Give the number of lines in the records below that include "content", and nothing more.

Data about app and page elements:
★ ★ ★ ★ ★ ★ ★

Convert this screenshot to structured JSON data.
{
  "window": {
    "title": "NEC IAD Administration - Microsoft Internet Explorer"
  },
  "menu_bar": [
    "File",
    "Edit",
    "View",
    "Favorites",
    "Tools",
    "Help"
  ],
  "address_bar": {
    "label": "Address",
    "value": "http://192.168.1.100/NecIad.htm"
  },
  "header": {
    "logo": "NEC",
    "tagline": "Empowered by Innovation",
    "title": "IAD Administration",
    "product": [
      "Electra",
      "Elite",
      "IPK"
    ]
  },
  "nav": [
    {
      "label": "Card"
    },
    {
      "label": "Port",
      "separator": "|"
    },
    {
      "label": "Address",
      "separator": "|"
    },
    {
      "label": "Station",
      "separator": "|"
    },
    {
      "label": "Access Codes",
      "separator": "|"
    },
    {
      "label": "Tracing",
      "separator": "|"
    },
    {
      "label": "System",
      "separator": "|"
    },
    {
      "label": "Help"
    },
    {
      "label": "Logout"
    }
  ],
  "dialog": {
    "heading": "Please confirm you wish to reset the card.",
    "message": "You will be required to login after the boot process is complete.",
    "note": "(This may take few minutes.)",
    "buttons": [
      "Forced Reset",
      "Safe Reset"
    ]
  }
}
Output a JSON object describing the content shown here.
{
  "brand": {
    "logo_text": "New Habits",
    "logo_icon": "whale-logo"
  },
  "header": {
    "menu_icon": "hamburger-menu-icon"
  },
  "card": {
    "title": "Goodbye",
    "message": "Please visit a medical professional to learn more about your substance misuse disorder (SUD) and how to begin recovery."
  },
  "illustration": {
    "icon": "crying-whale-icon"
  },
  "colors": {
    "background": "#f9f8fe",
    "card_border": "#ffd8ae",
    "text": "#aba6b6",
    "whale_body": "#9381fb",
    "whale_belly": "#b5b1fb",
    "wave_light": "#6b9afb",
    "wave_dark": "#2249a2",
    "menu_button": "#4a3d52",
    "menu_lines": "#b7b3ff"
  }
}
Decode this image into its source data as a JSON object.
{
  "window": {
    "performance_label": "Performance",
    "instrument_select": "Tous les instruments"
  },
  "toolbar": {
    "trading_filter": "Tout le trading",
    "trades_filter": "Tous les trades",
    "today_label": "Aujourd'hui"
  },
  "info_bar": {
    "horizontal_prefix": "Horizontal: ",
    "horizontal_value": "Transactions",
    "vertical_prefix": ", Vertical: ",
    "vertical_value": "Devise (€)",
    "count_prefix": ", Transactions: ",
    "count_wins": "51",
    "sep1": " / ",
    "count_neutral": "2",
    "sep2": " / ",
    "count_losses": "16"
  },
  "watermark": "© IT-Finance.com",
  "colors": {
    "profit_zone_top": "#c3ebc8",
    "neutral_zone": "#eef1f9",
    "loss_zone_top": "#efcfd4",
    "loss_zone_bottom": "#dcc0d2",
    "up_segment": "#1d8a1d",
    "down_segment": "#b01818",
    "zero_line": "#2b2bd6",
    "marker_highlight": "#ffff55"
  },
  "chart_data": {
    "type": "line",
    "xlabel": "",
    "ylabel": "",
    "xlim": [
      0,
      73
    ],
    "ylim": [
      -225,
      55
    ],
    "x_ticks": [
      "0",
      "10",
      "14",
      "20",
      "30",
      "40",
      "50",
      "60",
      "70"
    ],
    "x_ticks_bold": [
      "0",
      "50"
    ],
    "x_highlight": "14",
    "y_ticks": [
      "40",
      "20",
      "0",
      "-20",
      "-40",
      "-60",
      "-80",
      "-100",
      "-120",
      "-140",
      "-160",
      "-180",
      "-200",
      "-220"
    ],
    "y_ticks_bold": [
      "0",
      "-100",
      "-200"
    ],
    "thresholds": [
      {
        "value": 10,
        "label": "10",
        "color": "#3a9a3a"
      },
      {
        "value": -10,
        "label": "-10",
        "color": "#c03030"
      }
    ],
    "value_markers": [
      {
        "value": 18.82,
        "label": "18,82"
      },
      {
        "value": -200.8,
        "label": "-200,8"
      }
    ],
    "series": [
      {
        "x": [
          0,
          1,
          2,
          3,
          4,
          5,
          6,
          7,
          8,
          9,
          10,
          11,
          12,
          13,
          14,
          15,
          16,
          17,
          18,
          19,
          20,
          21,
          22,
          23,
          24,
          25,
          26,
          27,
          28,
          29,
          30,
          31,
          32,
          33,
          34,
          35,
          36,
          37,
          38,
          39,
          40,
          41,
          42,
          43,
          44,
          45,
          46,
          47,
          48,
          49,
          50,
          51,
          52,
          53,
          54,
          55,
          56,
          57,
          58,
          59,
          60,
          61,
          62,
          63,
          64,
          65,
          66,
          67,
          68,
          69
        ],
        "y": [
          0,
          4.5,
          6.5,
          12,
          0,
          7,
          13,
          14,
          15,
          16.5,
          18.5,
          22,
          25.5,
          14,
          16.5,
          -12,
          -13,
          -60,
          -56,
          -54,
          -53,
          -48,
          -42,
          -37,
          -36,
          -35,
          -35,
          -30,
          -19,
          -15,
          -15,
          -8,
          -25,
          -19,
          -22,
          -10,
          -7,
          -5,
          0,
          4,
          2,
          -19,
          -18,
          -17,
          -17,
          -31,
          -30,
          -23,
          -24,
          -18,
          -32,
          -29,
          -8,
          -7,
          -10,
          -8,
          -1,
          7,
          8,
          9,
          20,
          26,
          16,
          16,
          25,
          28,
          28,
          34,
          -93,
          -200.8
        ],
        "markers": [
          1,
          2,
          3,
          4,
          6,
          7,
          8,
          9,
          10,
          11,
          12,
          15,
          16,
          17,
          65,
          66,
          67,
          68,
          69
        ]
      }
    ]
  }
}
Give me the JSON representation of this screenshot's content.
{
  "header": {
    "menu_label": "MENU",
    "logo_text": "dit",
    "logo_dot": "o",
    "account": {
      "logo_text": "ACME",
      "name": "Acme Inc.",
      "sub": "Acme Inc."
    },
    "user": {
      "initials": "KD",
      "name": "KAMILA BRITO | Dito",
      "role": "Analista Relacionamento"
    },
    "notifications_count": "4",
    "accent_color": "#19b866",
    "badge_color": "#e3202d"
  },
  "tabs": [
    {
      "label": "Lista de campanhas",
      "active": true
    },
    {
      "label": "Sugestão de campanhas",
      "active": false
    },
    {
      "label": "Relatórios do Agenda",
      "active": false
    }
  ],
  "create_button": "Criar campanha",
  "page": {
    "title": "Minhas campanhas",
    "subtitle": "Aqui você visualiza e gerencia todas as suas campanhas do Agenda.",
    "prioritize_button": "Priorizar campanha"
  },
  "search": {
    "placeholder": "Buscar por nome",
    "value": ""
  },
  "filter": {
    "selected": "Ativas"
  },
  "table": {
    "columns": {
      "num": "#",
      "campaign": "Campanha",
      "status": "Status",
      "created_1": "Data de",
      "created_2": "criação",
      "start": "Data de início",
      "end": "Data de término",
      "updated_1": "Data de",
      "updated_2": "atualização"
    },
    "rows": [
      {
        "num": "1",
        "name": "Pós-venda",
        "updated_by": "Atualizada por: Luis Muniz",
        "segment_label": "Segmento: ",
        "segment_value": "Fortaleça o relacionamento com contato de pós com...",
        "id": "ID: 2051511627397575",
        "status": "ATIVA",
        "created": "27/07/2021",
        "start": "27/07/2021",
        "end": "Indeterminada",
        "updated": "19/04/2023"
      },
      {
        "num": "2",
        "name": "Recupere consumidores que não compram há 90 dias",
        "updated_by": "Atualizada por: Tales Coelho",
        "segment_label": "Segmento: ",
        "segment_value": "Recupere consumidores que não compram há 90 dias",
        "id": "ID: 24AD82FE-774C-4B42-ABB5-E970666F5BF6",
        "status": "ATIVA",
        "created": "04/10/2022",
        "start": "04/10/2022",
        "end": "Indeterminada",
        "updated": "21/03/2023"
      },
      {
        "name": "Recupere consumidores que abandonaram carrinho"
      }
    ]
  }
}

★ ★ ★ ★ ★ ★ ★

Expected output: 2